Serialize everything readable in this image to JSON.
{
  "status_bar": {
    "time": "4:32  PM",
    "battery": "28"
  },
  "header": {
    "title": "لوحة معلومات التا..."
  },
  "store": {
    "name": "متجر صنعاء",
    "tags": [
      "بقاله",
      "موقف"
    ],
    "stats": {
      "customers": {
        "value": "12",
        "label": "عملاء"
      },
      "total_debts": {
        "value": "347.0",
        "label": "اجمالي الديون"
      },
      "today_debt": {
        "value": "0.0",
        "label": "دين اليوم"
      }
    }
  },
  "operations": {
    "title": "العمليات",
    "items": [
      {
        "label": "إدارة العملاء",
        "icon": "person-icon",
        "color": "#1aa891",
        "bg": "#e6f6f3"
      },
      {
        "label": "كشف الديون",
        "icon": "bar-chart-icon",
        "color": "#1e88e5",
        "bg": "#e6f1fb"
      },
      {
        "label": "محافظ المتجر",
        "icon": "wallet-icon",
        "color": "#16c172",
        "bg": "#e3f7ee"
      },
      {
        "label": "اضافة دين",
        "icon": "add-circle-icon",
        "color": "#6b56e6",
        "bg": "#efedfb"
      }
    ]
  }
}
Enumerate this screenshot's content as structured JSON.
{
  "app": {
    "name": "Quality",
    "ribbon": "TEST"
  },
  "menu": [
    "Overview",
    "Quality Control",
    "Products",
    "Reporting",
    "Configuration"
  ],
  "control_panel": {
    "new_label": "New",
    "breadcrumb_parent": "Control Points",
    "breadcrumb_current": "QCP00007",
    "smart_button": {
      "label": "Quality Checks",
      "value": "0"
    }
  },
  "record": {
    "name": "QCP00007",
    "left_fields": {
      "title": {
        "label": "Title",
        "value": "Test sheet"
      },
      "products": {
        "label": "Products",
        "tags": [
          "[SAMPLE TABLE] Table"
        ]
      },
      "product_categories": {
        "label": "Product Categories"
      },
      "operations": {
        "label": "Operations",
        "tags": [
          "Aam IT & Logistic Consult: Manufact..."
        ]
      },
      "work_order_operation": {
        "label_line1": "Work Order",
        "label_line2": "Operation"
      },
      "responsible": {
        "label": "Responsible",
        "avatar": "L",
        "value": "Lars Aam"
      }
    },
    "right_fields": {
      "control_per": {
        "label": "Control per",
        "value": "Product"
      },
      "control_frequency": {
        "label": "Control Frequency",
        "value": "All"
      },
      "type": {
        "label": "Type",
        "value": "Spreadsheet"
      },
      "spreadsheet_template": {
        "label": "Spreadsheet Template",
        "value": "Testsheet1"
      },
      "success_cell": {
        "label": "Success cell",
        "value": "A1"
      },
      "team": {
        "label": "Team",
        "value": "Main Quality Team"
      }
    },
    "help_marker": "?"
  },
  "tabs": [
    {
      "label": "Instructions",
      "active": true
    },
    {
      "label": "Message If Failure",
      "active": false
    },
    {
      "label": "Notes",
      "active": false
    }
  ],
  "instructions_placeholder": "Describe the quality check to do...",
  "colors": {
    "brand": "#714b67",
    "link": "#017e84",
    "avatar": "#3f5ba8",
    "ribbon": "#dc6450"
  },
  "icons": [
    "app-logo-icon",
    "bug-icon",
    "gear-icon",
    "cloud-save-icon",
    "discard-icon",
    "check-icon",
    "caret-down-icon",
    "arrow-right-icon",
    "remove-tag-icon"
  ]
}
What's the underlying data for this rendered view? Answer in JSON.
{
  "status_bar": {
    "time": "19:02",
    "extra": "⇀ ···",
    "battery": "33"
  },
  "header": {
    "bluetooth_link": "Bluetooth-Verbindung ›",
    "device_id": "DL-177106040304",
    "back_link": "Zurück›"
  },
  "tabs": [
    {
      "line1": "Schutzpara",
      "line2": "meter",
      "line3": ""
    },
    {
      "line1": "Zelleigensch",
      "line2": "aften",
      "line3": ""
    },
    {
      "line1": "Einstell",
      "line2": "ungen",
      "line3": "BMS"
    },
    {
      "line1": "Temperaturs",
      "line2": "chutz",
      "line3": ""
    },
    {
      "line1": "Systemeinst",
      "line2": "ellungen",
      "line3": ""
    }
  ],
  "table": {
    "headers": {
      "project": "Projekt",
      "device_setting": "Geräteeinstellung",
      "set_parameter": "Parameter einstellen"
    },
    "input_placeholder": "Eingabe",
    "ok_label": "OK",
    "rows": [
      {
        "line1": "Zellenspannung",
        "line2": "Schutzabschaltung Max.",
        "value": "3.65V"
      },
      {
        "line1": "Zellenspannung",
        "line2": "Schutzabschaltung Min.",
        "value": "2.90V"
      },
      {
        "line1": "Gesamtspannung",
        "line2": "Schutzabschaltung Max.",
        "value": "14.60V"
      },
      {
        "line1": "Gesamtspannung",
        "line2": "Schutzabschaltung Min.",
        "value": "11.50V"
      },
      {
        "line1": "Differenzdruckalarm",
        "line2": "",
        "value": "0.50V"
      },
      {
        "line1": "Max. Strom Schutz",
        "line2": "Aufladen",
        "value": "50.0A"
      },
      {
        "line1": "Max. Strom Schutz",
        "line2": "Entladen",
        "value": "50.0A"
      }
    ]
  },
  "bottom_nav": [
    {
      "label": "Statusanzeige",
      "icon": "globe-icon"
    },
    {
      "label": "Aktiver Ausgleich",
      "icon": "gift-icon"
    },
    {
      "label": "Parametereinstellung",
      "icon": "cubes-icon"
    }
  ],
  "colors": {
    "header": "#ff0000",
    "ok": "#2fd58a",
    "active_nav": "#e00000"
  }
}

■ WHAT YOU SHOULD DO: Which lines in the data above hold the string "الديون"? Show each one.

■ WRITTEN RESPONSE:
        "label": "اجمالي الديون"
        "label": "كشف الديون",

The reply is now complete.